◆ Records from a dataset
──────

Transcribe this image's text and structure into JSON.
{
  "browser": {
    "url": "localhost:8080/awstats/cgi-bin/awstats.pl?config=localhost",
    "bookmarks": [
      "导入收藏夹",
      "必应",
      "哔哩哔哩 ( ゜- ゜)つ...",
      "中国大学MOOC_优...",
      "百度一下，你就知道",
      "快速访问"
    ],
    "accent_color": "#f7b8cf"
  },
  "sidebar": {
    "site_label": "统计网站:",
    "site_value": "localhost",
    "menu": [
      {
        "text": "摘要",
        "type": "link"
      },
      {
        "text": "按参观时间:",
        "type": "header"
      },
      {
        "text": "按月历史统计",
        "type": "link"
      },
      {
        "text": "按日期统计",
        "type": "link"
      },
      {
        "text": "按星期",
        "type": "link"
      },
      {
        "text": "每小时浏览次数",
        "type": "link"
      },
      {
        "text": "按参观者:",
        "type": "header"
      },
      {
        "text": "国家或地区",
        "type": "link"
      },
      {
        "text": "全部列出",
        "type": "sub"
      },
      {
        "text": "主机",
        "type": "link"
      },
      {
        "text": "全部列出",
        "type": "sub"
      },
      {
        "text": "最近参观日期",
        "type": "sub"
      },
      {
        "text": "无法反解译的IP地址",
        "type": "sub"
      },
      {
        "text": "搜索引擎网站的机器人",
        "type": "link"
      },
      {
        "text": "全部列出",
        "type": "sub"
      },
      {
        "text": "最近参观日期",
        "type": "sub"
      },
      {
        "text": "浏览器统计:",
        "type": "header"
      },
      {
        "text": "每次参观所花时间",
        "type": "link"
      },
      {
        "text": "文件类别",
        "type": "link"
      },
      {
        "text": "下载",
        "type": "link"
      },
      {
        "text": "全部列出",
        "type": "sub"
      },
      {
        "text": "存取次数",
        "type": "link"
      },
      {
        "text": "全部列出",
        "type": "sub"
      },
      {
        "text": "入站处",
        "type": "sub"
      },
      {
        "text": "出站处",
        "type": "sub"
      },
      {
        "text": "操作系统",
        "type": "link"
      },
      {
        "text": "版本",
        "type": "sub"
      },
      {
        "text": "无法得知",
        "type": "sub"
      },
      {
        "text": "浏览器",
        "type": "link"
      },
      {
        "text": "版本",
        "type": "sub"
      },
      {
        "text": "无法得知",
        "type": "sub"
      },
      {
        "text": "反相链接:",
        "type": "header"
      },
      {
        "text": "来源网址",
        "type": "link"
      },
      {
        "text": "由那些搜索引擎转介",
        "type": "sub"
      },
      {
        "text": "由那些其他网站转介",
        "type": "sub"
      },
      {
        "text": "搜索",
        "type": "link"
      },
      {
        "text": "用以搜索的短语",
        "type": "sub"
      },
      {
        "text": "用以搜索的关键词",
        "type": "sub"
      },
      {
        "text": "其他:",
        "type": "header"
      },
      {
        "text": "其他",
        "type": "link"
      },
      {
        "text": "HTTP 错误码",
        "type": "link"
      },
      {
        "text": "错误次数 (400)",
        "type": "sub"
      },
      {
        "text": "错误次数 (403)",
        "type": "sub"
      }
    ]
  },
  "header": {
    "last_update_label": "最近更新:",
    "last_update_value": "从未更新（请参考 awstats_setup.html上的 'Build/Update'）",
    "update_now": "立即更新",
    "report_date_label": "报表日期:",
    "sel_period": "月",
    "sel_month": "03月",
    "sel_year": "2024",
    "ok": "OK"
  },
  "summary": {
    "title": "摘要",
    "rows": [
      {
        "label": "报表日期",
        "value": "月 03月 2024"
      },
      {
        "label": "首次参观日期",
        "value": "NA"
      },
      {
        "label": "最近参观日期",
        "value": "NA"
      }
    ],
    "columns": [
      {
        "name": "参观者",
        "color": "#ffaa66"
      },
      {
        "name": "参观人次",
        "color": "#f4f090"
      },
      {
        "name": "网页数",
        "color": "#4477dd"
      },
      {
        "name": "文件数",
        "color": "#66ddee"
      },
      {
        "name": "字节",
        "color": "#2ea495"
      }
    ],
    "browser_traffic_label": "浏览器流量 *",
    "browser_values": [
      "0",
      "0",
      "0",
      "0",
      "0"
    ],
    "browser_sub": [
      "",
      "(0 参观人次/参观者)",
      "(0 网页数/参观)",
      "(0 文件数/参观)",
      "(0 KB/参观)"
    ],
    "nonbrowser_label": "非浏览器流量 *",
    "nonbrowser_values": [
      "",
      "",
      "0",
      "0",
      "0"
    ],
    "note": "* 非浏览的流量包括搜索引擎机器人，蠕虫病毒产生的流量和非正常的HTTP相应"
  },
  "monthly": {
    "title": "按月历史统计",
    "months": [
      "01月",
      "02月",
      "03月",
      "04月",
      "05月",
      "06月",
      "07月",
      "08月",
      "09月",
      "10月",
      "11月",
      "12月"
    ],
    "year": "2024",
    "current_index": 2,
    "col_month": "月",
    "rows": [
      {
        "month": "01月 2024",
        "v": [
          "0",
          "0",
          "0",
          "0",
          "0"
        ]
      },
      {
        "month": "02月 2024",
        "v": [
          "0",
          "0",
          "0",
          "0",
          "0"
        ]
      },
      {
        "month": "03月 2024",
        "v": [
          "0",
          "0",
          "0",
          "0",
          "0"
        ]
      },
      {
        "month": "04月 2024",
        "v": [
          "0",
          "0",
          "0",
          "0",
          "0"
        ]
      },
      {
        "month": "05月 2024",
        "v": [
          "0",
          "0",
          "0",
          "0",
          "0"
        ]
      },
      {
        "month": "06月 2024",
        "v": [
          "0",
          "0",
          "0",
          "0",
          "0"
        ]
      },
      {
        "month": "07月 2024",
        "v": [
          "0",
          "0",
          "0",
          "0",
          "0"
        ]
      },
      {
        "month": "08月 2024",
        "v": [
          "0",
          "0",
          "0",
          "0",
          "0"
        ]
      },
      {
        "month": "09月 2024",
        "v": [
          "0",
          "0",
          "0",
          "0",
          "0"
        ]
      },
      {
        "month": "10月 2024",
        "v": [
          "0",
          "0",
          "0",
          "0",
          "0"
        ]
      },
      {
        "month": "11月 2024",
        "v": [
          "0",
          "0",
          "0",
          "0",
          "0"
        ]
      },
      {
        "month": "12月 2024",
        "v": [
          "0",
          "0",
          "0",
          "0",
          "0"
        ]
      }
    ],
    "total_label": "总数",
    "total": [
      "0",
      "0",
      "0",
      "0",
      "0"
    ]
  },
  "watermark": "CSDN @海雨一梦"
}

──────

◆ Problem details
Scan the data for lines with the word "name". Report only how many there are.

◆ Output below
5